11/05/2012 05:08 pm ET Updated Feb 02, 2016

What It Boils Down To

Six weeks ago, on September 12, 2012, my partner and I went to D.C. to get married. We went to D.C. on September 12, 2012 because it was (and currently is) illegal for gays to marry in 44 of our 50 states, including Maryland, where we live. In a house. Together. Sharing a life. Together.

I've tried very hard to understand the opposition to gay marriage. I've only come up with one explanation. What it boils down to is hardware. As far as I can understand, gay people have two vaginas or two penises instead of one vagina and one penis, which is the only recipe that is apparently right for marriage because, according to the church, penises and vaginas can come together and make babies, which is the only reason a penis and a vagina should ever meet. Also, penises and vaginas belong together because the vagina accepts the penis in a way that is natural and pleasing to God (please note however: this penis/vagina union is only pleasing to God when the vagina and the penis are 1. bound by marriage and 2. open to children, which means no birth control.) Also, it seems that two vaginas and two penises are a threat to family and the sanctity of marriage and all other things holy. And, last but not least, let us not forget that God, as we all know, made Adam and Eve. Not Adam and Steve.

To Be Clear

So, on September 12, 2012 Lindsay and I went down to D.C. to get married, but you can't just zip down there and come back married all in one day. You have to go down and apply for a marriage license first. When you apply for the license, you go into the Marriage Bureau and fill out some papers and then they tell you to go down to some other place to pay some money. They give you directions to the other place and tell you to turn at the big glass wall, which really isn't a big glass wall, just a wall with some windows in it, and because of this you turn the wrong way and you wander past the courtrooms where people who may or may not be criminals mill around outside, waiting for their lunch break to be over. A little black girl with braids tells you that she likes your shoes as you wander down the hall and you say "Thanks" before you can realize that you are wearing a pair of ratty brown flip flops and you think that you should have said something sassy like, "Why these old things?"

When you finally find the place you are looking for, you push cash under the window, the way that you do at gas stations in seedy neighborhoods.
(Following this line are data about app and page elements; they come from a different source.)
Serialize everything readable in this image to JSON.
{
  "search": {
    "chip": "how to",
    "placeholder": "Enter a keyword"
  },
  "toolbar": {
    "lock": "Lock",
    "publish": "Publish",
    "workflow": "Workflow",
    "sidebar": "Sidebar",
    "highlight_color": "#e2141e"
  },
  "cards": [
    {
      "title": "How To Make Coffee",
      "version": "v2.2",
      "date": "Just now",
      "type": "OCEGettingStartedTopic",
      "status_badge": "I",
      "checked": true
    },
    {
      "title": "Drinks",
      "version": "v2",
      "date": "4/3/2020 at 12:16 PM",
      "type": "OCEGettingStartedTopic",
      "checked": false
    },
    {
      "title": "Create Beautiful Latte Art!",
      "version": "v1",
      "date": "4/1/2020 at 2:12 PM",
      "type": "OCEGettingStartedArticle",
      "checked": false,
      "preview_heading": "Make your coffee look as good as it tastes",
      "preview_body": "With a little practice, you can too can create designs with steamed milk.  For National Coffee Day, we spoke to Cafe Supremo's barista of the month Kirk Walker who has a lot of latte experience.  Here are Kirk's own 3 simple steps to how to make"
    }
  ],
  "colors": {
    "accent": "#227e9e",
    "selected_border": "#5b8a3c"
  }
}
You chat with the woman behind the glass who tells you about the long day she is having and the way that a man once tried to pay for something at her window with a counterfeit bill and she says "Who would try to use a counterfeit bill in a courthouse? Mmmm, mmm, mmm."

When she finishes, the woman pushes the receipt back to you and you walk back up to the Marriage Bureau, past all the maybe criminals and you sign in again and wait for them to call your name. While you are waiting, two older lesbians come into the room and sit down near you. You know it is their wedding day because the one with short, spiky, frosted blonde hair is wearing a white suit that is head-to-toe white. When you see her, you wonder what you will wear when you come back to this courthouse to get married. Not a white suit, but not a wedding dress either. You wonder if anyone wears a wedding dress when they come to the courthouse to get married, then you think of how funny that would look, the wedding dress amidst all the maybe criminals.

When they call your name you go sit across from man who explains to you how the rest of this process works. He points to a phone number and tells you that you can call the number tomorrow to schedule a ceremony. He says that you that if you want to get married somewhere else or by a minister, there is a different process to go through. You tune him out as he explains this different process. You know that tomorrow you will call the number that he pointed to, and you will schedule a ceremony. You will get married right here. You will walk underneath that trellis wrapped in plastic flowers into the room that is attached to this room, the one that you can't quite see into because of the way the hallway extends from the door and then turns left before the room opens up. You will get married there, in the place you can't see.

You leave the courthouse that day, and you think about the way that no one, not even one person, raised an eyebrow at you or your partner; the way that nobody was shocked about the fact that you were there to apply to get married -- two vaginas and no penises -- and no one batted an eye, no one cared. And for the first time in a long time, you feel hope.